TIPS FOR BEGINNERS
Find your balance: Stand in your boots so that the pressure from the tongue of the boot feels equally distributed from shin to calf. Most of your weight should be felt between the heel and the arch of the foot.
Discover how to “walk” by alternatively sliding one ski ahead of the other.
Next, go just a few feet up a gentle slope. Your shoulders and hands should face down the hill, while your skis are sideways. With small steps, point your skis downhill, while putting your weight on your poles. Now stand on parallel skis, with knees bent and leaning slightly forward while putting some weight on your poles. Then just lift your poles off the snow and go!
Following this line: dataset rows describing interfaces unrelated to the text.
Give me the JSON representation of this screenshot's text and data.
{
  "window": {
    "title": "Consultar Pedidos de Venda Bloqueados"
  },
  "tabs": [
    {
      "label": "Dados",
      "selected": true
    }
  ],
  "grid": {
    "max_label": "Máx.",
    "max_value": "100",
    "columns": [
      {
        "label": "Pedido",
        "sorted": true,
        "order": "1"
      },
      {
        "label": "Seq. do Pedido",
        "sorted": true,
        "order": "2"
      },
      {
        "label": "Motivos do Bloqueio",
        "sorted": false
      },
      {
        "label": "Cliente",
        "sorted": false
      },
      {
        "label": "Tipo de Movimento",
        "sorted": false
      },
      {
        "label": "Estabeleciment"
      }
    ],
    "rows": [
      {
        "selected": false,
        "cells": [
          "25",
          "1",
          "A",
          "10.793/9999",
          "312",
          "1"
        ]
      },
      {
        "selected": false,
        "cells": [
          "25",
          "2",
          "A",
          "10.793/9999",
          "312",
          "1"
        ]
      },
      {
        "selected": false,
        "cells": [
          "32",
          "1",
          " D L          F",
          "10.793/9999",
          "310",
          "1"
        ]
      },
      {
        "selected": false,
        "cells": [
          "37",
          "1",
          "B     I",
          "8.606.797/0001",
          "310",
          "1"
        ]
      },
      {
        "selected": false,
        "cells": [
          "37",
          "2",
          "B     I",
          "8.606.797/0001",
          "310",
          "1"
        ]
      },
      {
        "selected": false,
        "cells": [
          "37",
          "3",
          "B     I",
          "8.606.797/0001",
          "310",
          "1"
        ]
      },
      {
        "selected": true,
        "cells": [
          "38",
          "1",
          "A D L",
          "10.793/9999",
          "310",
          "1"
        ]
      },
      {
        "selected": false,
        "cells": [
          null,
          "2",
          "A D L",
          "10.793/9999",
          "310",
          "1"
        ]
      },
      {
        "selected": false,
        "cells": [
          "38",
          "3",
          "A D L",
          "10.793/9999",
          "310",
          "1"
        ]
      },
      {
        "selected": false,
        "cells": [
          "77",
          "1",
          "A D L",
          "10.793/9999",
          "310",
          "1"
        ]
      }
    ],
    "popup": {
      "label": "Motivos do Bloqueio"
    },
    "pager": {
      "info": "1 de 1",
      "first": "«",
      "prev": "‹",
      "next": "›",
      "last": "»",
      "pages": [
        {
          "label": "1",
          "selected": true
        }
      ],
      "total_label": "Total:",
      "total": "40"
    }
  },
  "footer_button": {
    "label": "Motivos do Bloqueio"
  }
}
It’s now time to learn to control your speed. The usual way is called a “gliding wedge”. This is a V-shaped position that is formed by sliding both skis tails apart an equal distance while keeping your ski tips together.
This position creates resistance as you go downhill and slows you down. A common exercise is to gradually make the wedge wider at you ski straight down the hill until you come to a stop.
Wedge turn to a stop:
You need to realise that a turn can occur without any actual turning forces being applied to your body. That means no twisting or leaning the body in the direction you want to turn.
Instead, white gliding straight down the hill in a wedge, simply apply slightly more pressure to your left ski. The pressure should be very subtle so that the left ski seems to magically steer you gradually to the right until you come to a stop. It is absolutely critical that you apply this pressure on the left ski while keeping your body still.